Tissue Changes

You could leak urine when you cough, sneeze or laugh. You may have more bladder infections as your urethra becomes less flexible and more easily damaged, due to hormonal deficiency. Your vagina is more prone to itchy yeast infections (candidiasis).

Your bones may thin out (osteoporosis). Consequently, your joints and back may ache.

You may feel a sensation like ants crawling over your skin, called formication. Your skin may thin, dry out, and become inelastic.
Your chances of developing heart and blood vessel diseases increase.

You will lose muscle mass and your fat distribution will concentrate in your abdomen. Expect your waist to thicken, whereas in your prime childbearing years your weight probably concentrated around your hips and thighs. Your metabolism slows, leading to weight gain, even though you stick to your usual diet.
Decreased sexual desire

Your interest in sex may diminish (low libido, lack of arousal, diminished desire, poor aoursal or absence of orgasm) and you may develop a dry vagina, so that intercourse is painful or irritating (dyspareunia). A less resilient vagina is more easily traumatized by penetrative sex. You may have difficulty achieving an orgasm. You may feel too tired for sex due to chronically disturbed sleep, lack of the hormone testosterone and iron deficiency due to menstrual irregularities.

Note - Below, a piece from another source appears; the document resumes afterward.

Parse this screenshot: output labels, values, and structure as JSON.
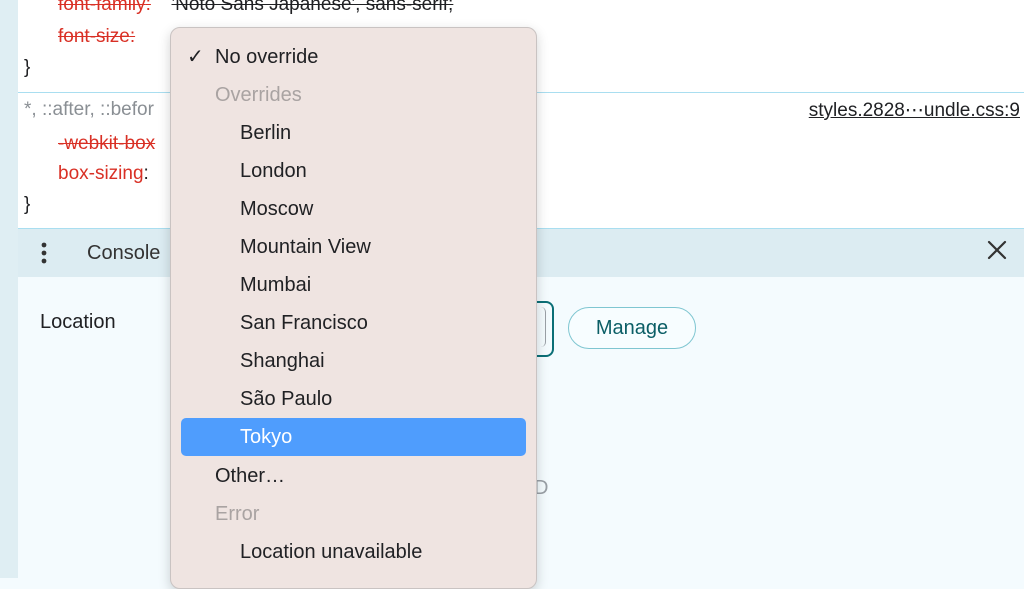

When can I expect perimenopause?

You will probably have at least some perimenopausal symptoms starting a number of years before menopause. You will likely experience menopause around the same time your mother did, providing she had a natural menopause and not a hysterectomy. The world-wide age range for menopause is from the 30’s to the 60’s. Most Western women enter perimenopause around age 45, but it often occurs much earlier in Third World women.

If you are Westernized and do not smoke, expect perimenopausal symptoms from age 45 until the average menopause at age 51. If you smoke, expect menopause to occur two years earlier, around age 49. Some women with late menopause experience perimenopausal symptoms at age 55 and menopause at 60.

If you had a simple hysterectomy, with only the uterus removed and the ovaries left intact, then you may experience menopause slightly earlier (around age 47), particularly if the surgeon has cut the nerves or blood vessels feeding your ovaries.

Premature menopause, primary ovarian insufficiency (POI) or early menopause is considered the end of childbearing ability before age 40. You may experience premature ovarian failure due to one of these conditions:
Diabetes mellitus
End-stage renal (kidney) failure (ESRD)
Autoimmune disease (e.g., lupus)
Thyroid disease
Genetic abnormalities
Cancer chemotherapy
Radiation therapy
Anorexia nervosa

Your doctor can measure your anti-Mullerian hormone (AMH) levels to predict the time when you will likely reach menopause, but the actual date will be influenced by other factors. If you smoke, have no children, take antidepressants, work with toxic chemicals, or received cancer treatment, then you are more likely to have an early menopause. If you have children or have been pregnant more than once, are overweight, or had high IQ test results as a child, then you are more likely to have a late menopause.

Generally speaking, measuring estrogen and progesterone hormone levels in a perimenopausal woman does not provide a clear picture of what is happening. During this time hormone levels swing wildly from day to day and month to month. A one-off blood or saliva hormone test is a waste of time and money, especially if taken outside the window of day 21-23 of the menstrual cycle when progesterone levels are peaking. Initially, evaluating symptoms is the best starting point for assessment followed by specific blood hormone and genetic testing depending upon the range and severity of symptoms.

Understand more on perimenopause:

What is perimenopause?

Perimenopauuse menopause treatments & side effects

The information in this article has been taken with permission from the official Lawley booklet on Understanding Perimenopause.